The Pentagon announced late Saturday that it will send an aircraft carrier and air defense systems to defend U.S. military troops in response to a growing number of attacks on U.S. facilities, presumably by Iranian-backed groups as tensions mount amid the Israel-Hamas conflict.
Additional U.S. military forces in the U.S. have also been placed in a higher state of readiness for a possible future deployment to the Middle East on short notice.
In a major change, the aircraft carrier USS Eisenhower and its strike group of a cruiser and destroyers is being redirected to the Middle East instead of to the eastern Mediterranean where it was supposed to join the USS Ford strike group as an additional deterrent for Iran and Hezbollah from broadening the conflict between Hamas and Israel.
“Following detailed discussions with President Biden on recent escalations by Iran and its proxy forces across the Middle East Region, today I directed a series of additional steps to further strengthen the Department of Defense posture in the region,” Defense Secretary Lloyd Austin said in a statement released late Saturday night.
“These steps will bolster regional deterrence efforts, increase force protection for U.S. forces in the region, and assist in the defense of Israel,” he added.
Over the last week, there have been a growing number of security incidents involving drone and rocket attacks on U.S. bases in Syria and Iraq that appear to have been carried out by Iranian-backed groups opposed to the U.S. support of Israel in its war against Hamas.
A U.S. citizen working as a contractor at Al Asad airbase in western Iraq died from a cardiac episode during an attack on the base last Wednesday.
In the most visible attack on Thursday, the destroyer USS Carney intercepted four missiles and 15 drones fired from Yemen, by the Iranian-backed Houthi militia that the Pentagon said may have been headed towards targets in Israel.

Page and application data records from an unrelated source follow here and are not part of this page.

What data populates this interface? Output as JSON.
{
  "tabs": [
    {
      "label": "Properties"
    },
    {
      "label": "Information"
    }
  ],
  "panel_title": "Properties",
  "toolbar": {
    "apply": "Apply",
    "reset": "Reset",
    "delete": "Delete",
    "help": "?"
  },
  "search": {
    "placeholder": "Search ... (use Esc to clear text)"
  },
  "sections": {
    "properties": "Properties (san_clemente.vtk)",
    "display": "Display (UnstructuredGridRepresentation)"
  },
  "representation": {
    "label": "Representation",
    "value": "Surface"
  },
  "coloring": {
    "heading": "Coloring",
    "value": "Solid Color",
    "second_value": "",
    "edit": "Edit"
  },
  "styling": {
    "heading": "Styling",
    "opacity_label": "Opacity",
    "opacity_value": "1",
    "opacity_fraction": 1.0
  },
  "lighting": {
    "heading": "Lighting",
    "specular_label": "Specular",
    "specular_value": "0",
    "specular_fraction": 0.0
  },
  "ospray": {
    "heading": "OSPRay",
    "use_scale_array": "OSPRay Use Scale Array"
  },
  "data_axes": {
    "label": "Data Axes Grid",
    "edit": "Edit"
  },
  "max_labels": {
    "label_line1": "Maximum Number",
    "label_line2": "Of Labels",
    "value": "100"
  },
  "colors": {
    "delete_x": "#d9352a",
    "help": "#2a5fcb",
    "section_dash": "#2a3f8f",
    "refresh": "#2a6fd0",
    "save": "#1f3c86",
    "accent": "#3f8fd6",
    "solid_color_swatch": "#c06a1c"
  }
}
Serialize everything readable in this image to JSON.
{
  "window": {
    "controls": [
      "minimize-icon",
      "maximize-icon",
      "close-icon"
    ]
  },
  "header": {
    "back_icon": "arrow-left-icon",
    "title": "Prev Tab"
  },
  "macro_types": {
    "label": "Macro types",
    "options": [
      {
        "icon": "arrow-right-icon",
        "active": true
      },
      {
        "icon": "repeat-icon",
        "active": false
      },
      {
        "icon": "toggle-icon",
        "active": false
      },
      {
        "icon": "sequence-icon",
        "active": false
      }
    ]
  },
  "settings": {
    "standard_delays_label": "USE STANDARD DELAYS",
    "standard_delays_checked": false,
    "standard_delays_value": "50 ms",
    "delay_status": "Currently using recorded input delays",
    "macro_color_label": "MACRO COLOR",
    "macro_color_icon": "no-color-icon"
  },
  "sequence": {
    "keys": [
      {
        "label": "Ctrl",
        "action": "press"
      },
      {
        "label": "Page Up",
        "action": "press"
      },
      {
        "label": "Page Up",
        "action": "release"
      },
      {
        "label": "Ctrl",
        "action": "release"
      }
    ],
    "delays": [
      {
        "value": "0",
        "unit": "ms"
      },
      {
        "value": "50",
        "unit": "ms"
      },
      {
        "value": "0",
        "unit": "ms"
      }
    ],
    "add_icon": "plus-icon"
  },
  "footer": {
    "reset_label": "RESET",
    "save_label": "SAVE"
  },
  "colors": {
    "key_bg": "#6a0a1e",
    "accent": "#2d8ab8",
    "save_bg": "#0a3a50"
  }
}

At the time, the destroyer was located in the central Red Sea and used SM-2 air defense missiles and other capabilities to bring down the Houthi missiles and drones.
Austin is also adding more air defense systems and troops to the Middle East to protect U.S. military forces in the region including a THAAD (Terminal High Altitude Area Defense) missile battery and additional Patriot air defense battalions.
“Finally, I have placed an additional number of forces on prepare to deploy orders as part of prudent contingency planning, to increase their readiness and ability to quickly respond as required,” said Austin.
“I will continue to assess our force posture requirements in the region and consider deploying additional capabilities as necessary,” he added.
The additional air defense units being sent to the Middle East were likely among the more than 2,000 U.S. military forces that Austin had placed on prepare to deploy orders last week. Those additional personnel were told to be ready to deploy on 24 hours’ notice if needed and included units specialized in air defense, security, logistics, medical support, intelligence, surveillance, reconnaissance, transportation, and other capabilities.